In Houston, the news reporter stood in front of a neat brick home with white trim and nicely kept grounds as she described the police scene behind her. Frankly, I don’t know how she stopped from shaking–if she did–when she spoke of the scene where a man with a long criminal history had been arrested on eight counts of murder. Once romantically involved with one of the victims, David Ray Conley III apparently had entered the home through an unlocked window after discovering the door locks had been changed. The scene inside was so horrific, I can’t get the image out of my head: He systematically handcuffed every victim inside–eight in all–and then, one by one, shot them in the head. The adults were his 40-year-old ex-girlfriend, her 50-year-old husband, and six children ranging in age from 6 to 13.

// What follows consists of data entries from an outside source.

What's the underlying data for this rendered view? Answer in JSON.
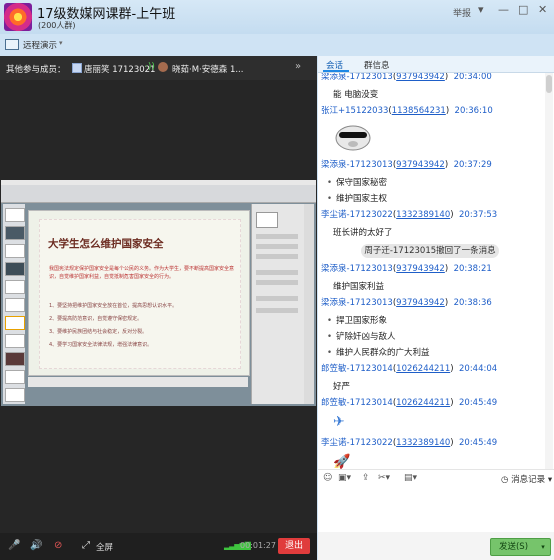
{
  "window": {
    "title": "17级数媒网课群-上午班",
    "subtitle": "(200人群)",
    "report_label": "举报",
    "controls": [
      "▾",
      "—",
      "□",
      "✕"
    ]
  },
  "toolbar": {
    "share_label": "远程演示",
    "share_arrow": "▾"
  },
  "members": {
    "label": "其他参与成员：",
    "list": [
      {
        "name": "唐丽笑 17123021",
        "signal": "·))"
      },
      {
        "name": "晓茹·M·安德森 1..."
      }
    ],
    "more": "»"
  },
  "slide": {
    "title": "大学生怎么维护国家安全",
    "subtitle": "我国宪法规定保护国家安全是每个公民的义务。作为大学生，要不断提高国家安全意识，自觉维护国家利益，自觉抵制危害国家安全的行为。",
    "points": [
      "1、要坚持把维护国家安全放在首位，提高思想认识水平。",
      "2、要提高防范意识，自觉遵守保密规定。",
      "3、要维护民族团结与社会稳定，反对分裂。",
      "4、要学习国家安全法律法规，增强法律意识。"
    ]
  },
  "call": {
    "fullscreen_label": "全屏",
    "timer": "00:01:27",
    "signal": "▂▃▅▆▇",
    "exit_label": "退出"
  },
  "side_tabs": [
    {
      "label": "会话",
      "active": true
    },
    {
      "label": "群信息",
      "active": false
    }
  ],
  "chat": [
    {
      "type": "head",
      "sender": "梁添泉-17123013",
      "uid": "937943942",
      "time": "20:34:00"
    },
    {
      "type": "body",
      "text": "能 电脑没变"
    },
    {
      "type": "head",
      "sender": "张江+15122033",
      "uid": "1138564231",
      "time": "20:36:10"
    },
    {
      "type": "sticker",
      "text": "[表情]"
    },
    {
      "type": "head",
      "sender": "梁添泉-17123013",
      "uid": "937943942",
      "time": "20:37:29"
    },
    {
      "type": "bullet",
      "text": "保守国家秘密"
    },
    {
      "type": "bullet",
      "text": "维护国家主权"
    },
    {
      "type": "head",
      "sender": "李尘诺-17123022",
      "uid": "1332389140",
      "time": "20:37:53"
    },
    {
      "type": "body",
      "text": "班长讲的太好了"
    },
    {
      "type": "system",
      "text": "周子迁-17123015撤回了一条消息"
    },
    {
      "type": "head",
      "sender": "梁添泉-17123013",
      "uid": "937943942",
      "time": "20:38:21"
    },
    {
      "type": "body",
      "text": "维护国家利益"
    },
    {
      "type": "head",
      "sender": "梁添泉-17123013",
      "uid": "937943942",
      "time": "20:38:36"
    },
    {
      "type": "bullet",
      "text": "捍卫国家形象"
    },
    {
      "type": "bullet",
      "text": "铲除奸凶与敌人"
    },
    {
      "type": "bullet",
      "text": "维护人民群众的广大利益"
    },
    {
      "type": "head",
      "sender": "郎笠敏-17123014",
      "uid": "1026244211",
      "time": "20:44:04"
    },
    {
      "type": "body",
      "text": "好严"
    },
    {
      "type": "head",
      "sender": "郎笠敏-17123014",
      "uid": "1026244211",
      "time": "20:45:49"
    },
    {
      "type": "sticker",
      "text": "✈"
    },
    {
      "type": "head",
      "sender": "李尘诺-17123022",
      "uid": "1332389140",
      "time": "20:45:49"
    },
    {
      "type": "sticker",
      "text": "🚀"
    }
  ],
  "composer": {
    "icons": [
      "☺",
      "▣▾",
      "⇪",
      "✂▾",
      "▤▾"
    ],
    "history_label": "消息记录",
    "history_arrow": "▾",
    "send_label": "发送(S)",
    "send_arrow": "▾"
  },
  "colors": {
    "link": "#1e5ec8",
    "exit": "#e03c3c",
    "send": "#76c46b"
  }
}
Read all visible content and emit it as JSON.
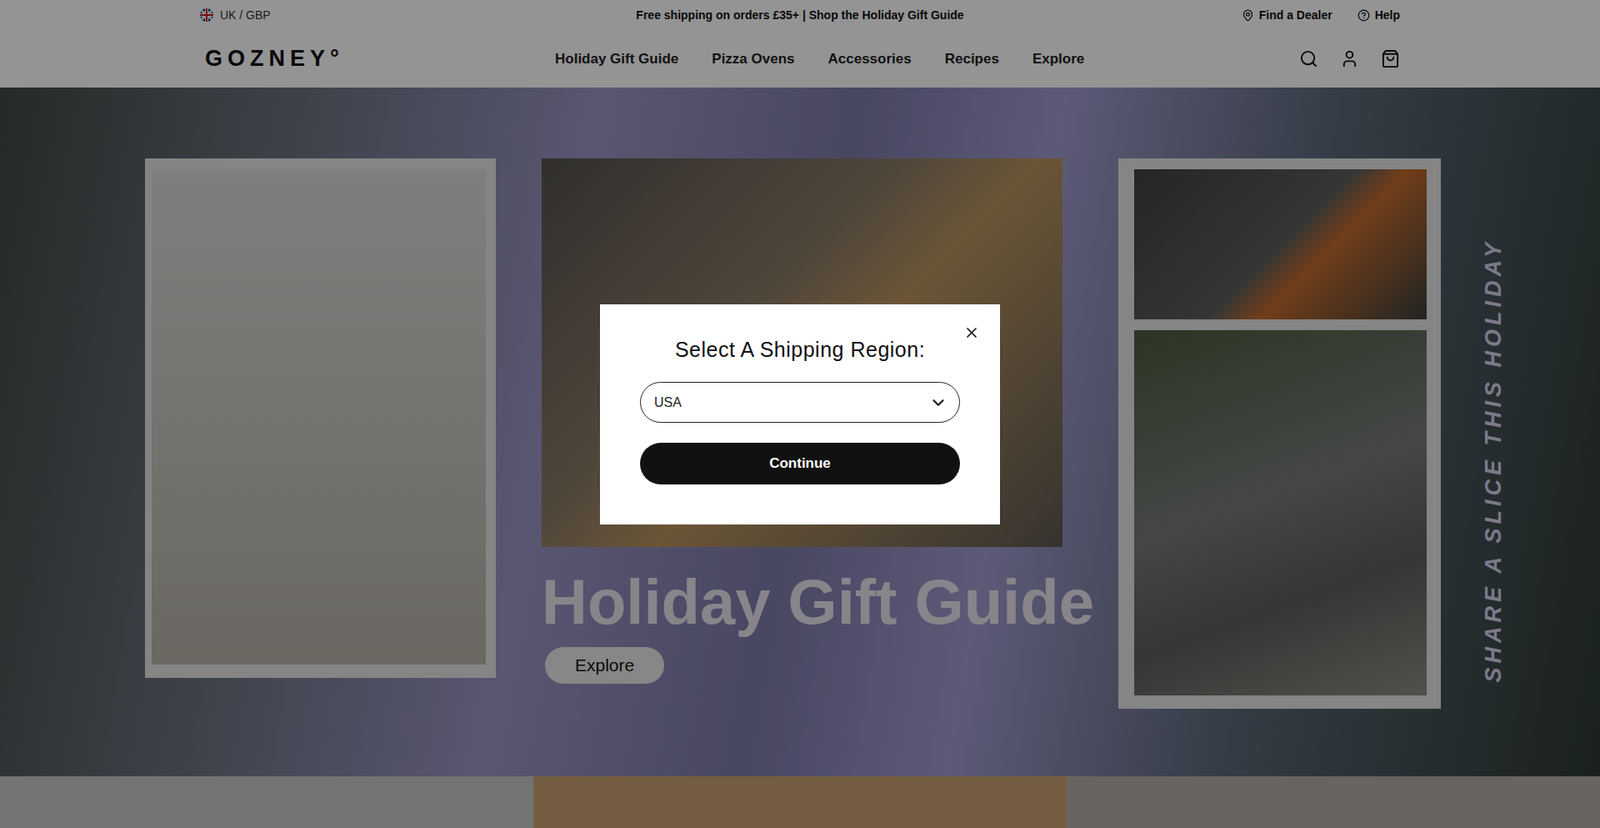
{
  "top_bar": {
    "region": "UK / GBP",
    "announcement": "Free shipping on orders £35+ | Shop the Holiday Gift Guide",
    "links": [
      "Find a Dealer",
      "Help"
    ]
  },
  "header": {
    "logo": "GOZNEY°",
    "nav": [
      "Holiday Gift Guide",
      "Pizza Ovens",
      "Accessories",
      "Recipes",
      "Explore"
    ]
  },
  "hero": {
    "title": "Holiday Gift Guide",
    "button": "Explore",
    "side_text": "SHARE A SLICE THIS HOLIDAY"
  },
  "modal": {
    "title": "Select A Shipping Region:",
    "select_value": "USA",
    "button": "Continue"
  }
}
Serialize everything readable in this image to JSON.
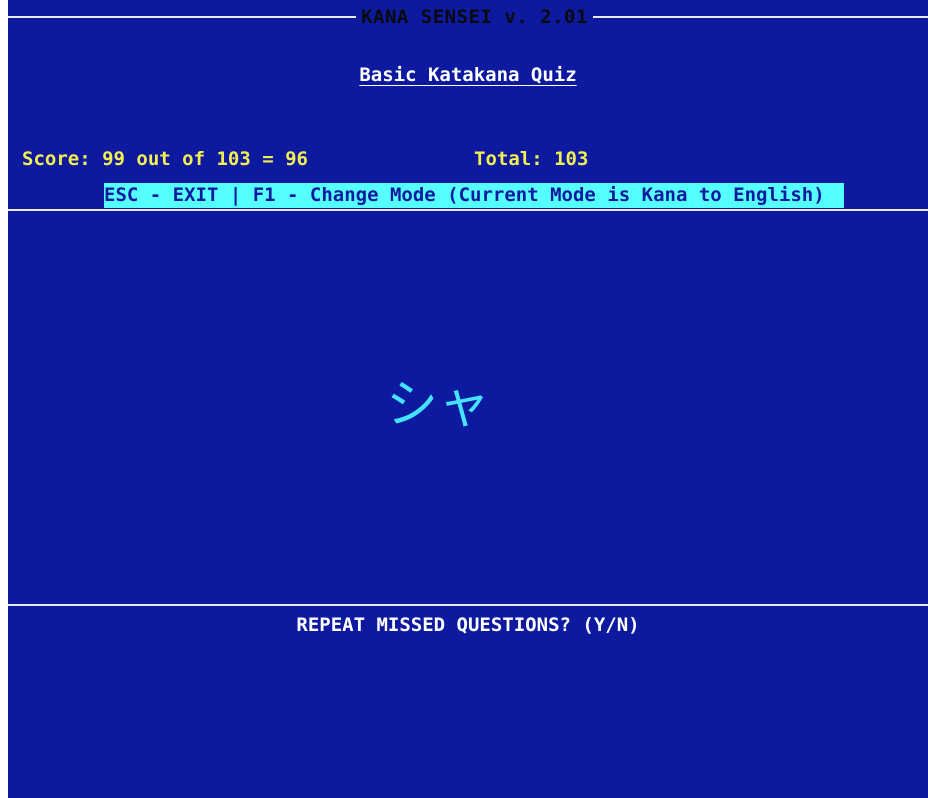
{
  "app": {
    "title": "KANA SENSEI v. 2.01",
    "subtitle": "Basic Katakana Quiz"
  },
  "stats": {
    "score_text": "Score: 99 out of 103 = 96",
    "total_text": "Total: 103"
  },
  "help_bar": {
    "text": "ESC - EXIT | F1 - Change Mode (Current Mode is Kana to English)"
  },
  "quiz": {
    "kana": "シャ"
  },
  "prompt": {
    "text": "REPEAT MISSED QUESTIONS? (Y/N)"
  },
  "colors": {
    "background": "#0d1aa0",
    "score_yellow": "#f2ef52",
    "help_bar_cyan": "#55ffff",
    "kana_cyan": "#45e3ff",
    "text_white": "#ffffff"
  }
}
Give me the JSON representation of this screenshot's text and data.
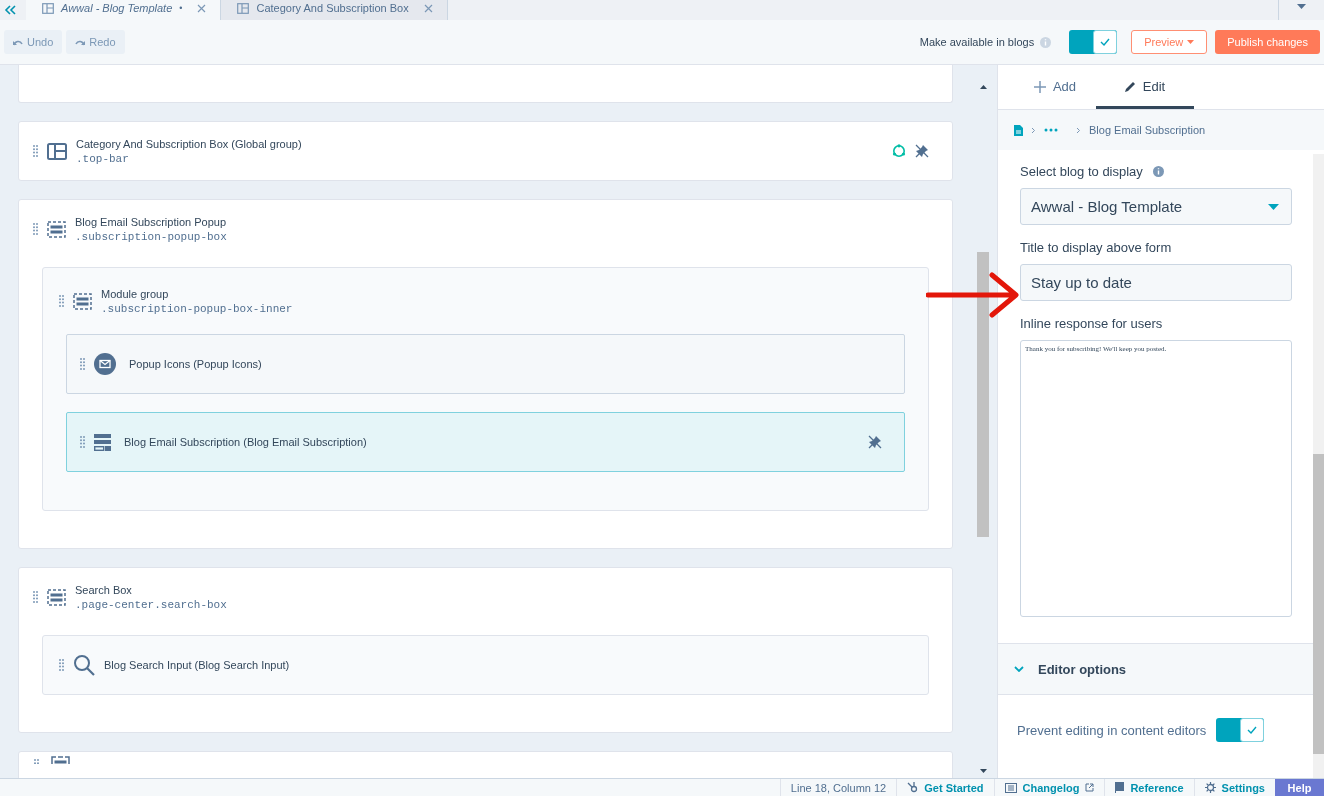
{
  "tabs": [
    {
      "label": "Awwal - Blog Template",
      "modified_mark": "•",
      "selected": true
    },
    {
      "label": "Category And Subscription Box",
      "selected": false
    }
  ],
  "toolbar": {
    "undo": {
      "label": "Undo",
      "disabled": true
    },
    "redo": {
      "label": "Redo",
      "disabled": true
    },
    "availability": {
      "label": "Make available in blogs",
      "on": true
    },
    "preview": "Preview",
    "publish": "Publish changes"
  },
  "canvas": {
    "items": [
      {
        "kind": "layout",
        "title": "Category And Subscription Box (Global group)",
        "selector": ".top-bar",
        "global": true,
        "locked": true
      },
      {
        "kind": "group",
        "title": "Blog Email Subscription Popup",
        "selector": ".subscription-popup-box",
        "global": false,
        "locked": false,
        "children": [
          {
            "kind": "group",
            "title": "Module group",
            "selector": ".subscription-popup-box-inner",
            "children": [
              {
                "kind": "email",
                "title": "Popup Icons (Popup Icons)",
                "selected": false,
                "locked": false
              },
              {
                "kind": "form",
                "title": "Blog Email Subscription (Blog Email Subscription)",
                "selected": true,
                "locked": true
              }
            ]
          }
        ]
      },
      {
        "kind": "group",
        "title": "Search Box",
        "selector": ".page-center.search-box",
        "global": false,
        "locked": false,
        "children": [
          {
            "kind": "search",
            "title": "Blog Search Input (Blog Search Input)"
          }
        ]
      }
    ]
  },
  "panel": {
    "tabs": [
      {
        "label": "Add",
        "selected": false
      },
      {
        "label": "Edit",
        "selected": true
      }
    ],
    "breadcrumb": {
      "current": "Blog Email Subscription"
    },
    "fields": [
      {
        "kind": "select",
        "label": "Select blog to display",
        "info": true,
        "value": "Awwal - Blog Template"
      },
      {
        "kind": "text",
        "label": "Title to display above form",
        "info": false,
        "value": "Stay up to date"
      },
      {
        "kind": "textarea",
        "label": "Inline response for users",
        "info": false,
        "value": "Thank you for subscribing! We'll keep you posted."
      }
    ],
    "section": {
      "title": "Editor options",
      "expanded": true
    },
    "options": [
      {
        "label": "Prevent editing in content editors",
        "on": true
      }
    ]
  },
  "status_bar": {
    "position": "Line 18, Column 12",
    "links": [
      {
        "kind": "start",
        "label": "Get Started",
        "external": false
      },
      {
        "kind": "changelog",
        "label": "Changelog",
        "external": true
      },
      {
        "kind": "reference",
        "label": "Reference",
        "external": false
      },
      {
        "kind": "settings",
        "label": "Settings",
        "external": false
      }
    ],
    "help": "Help"
  }
}
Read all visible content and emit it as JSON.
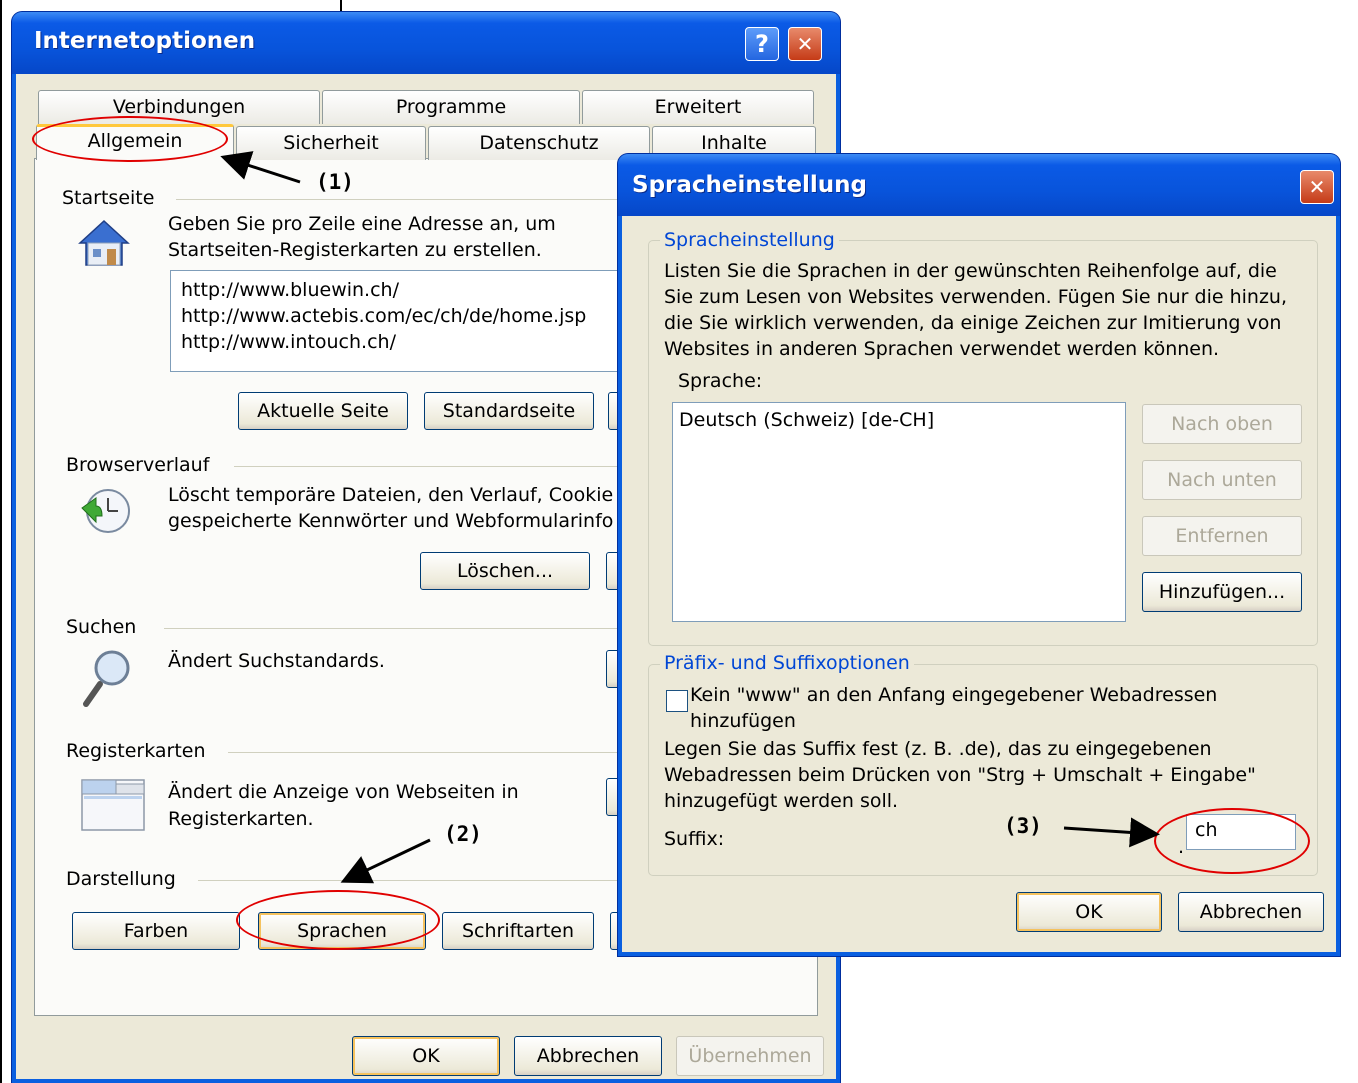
{
  "main_dialog": {
    "title": "Internetoptionen",
    "help_button": "?",
    "close_button": "✕",
    "tabs_row1": [
      "Verbindungen",
      "Programme",
      "Erweitert"
    ],
    "tabs_row2": [
      "Allgemein",
      "Sicherheit",
      "Datenschutz",
      "Inhalte"
    ],
    "active_tab": "Allgemein",
    "startseite": {
      "heading": "Startseite",
      "description_line1": "Geben Sie pro Zeile eine Adresse an, um",
      "description_line2": "Startseiten-Registerkarten zu erstellen.",
      "urls": [
        "http://www.bluewin.ch/",
        "http://www.actebis.com/ec/ch/de/home.jsp",
        "http://www.intouch.ch/"
      ],
      "btn_current": "Aktuelle Seite",
      "btn_default": "Standardseite"
    },
    "browserverlauf": {
      "heading": "Browserverlauf",
      "description_line1": "Löscht temporäre Dateien, den Verlauf, Cookie",
      "description_line2": "gespeicherte Kennwörter und Webformularinfo",
      "btn_delete": "Löschen..."
    },
    "suchen": {
      "heading": "Suchen",
      "description": "Ändert Suchstandards."
    },
    "registerkarten": {
      "heading": "Registerkarten",
      "description_line1": "Ändert die Anzeige von Webseiten in",
      "description_line2": "Registerkarten."
    },
    "darstellung": {
      "heading": "Darstellung",
      "btn_colors": "Farben",
      "btn_languages": "Sprachen",
      "btn_fonts": "Schriftarten"
    },
    "footer": {
      "ok": "OK",
      "cancel": "Abbrechen",
      "apply": "Übernehmen"
    }
  },
  "lang_dialog": {
    "title": "Spracheinstellung",
    "close_button": "✕",
    "group1_title": "Spracheinstellung",
    "intro_lines": [
      "Listen Sie die Sprachen in der gewünschten Reihenfolge auf, die",
      "Sie zum Lesen von Websites verwenden. Fügen Sie nur die hinzu,",
      "die Sie wirklich verwenden, da einige Zeichen zur Imitierung von",
      "Websites in anderen Sprachen verwendet werden können."
    ],
    "list_label": "Sprache:",
    "languages": [
      "Deutsch (Schweiz) [de-CH]"
    ],
    "btn_up": "Nach oben",
    "btn_down": "Nach unten",
    "btn_remove": "Entfernen",
    "btn_add": "Hinzufügen...",
    "group2_title": "Präfix- und Suffixoptionen",
    "checkbox_line1": "Kein \"www\" an den Anfang eingegebener Webadressen",
    "checkbox_line2": "hinzufügen",
    "checkbox_checked": false,
    "suffix_lines": [
      "Legen Sie das Suffix fest (z. B. .de), das zu eingegebenen",
      "Webadressen beim Drücken von \"Strg + Umschalt + Eingabe\"",
      "hinzugefügt werden soll."
    ],
    "suffix_label": "Suffix:",
    "suffix_dot": ".",
    "suffix_value": "ch",
    "ok": "OK",
    "cancel": "Abbrechen"
  },
  "annotations": {
    "a1": "(1)",
    "a2": "(2)",
    "a3": "(3)",
    "color": "#e00000"
  }
}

It’s believed at least one of the children had been fathered by Conley who has a July 8 warrant against him for at least two “felony family assault” charges related to domestic violence against the woman noted above. But his record dates back to 1988 and includes felony and misdemeanor charges of family member assault, a felony retaliation charge, felony possession of crack cocaine, felony robbery charges, felony auto theft, evading arrest, and criminal trespass. The warrant listed his address as the home where this bloody massacre had taken place Saturday night.
In Vermont, Herring is now charged with the Friday killing of a Department for Children and Families caseworker who apparently was the catalyst for the July 10 decision to remove Herring’s custody of a 9-year-old daughter. Apparently, however, her having shot and killed the three family members took place on Friday before she killed the caseworker. There is no time for the actual killings, only for the 911 call on Saturday morning. Since the caseworker’s death and 911 call are confirmed, the charts will be analyzed based on these two times.
Because of the length of this, I’ll cut this article at part I and start Kafka’s Metamorphosis Didn’t Describe This, Part II here.
©2015 Michelle Young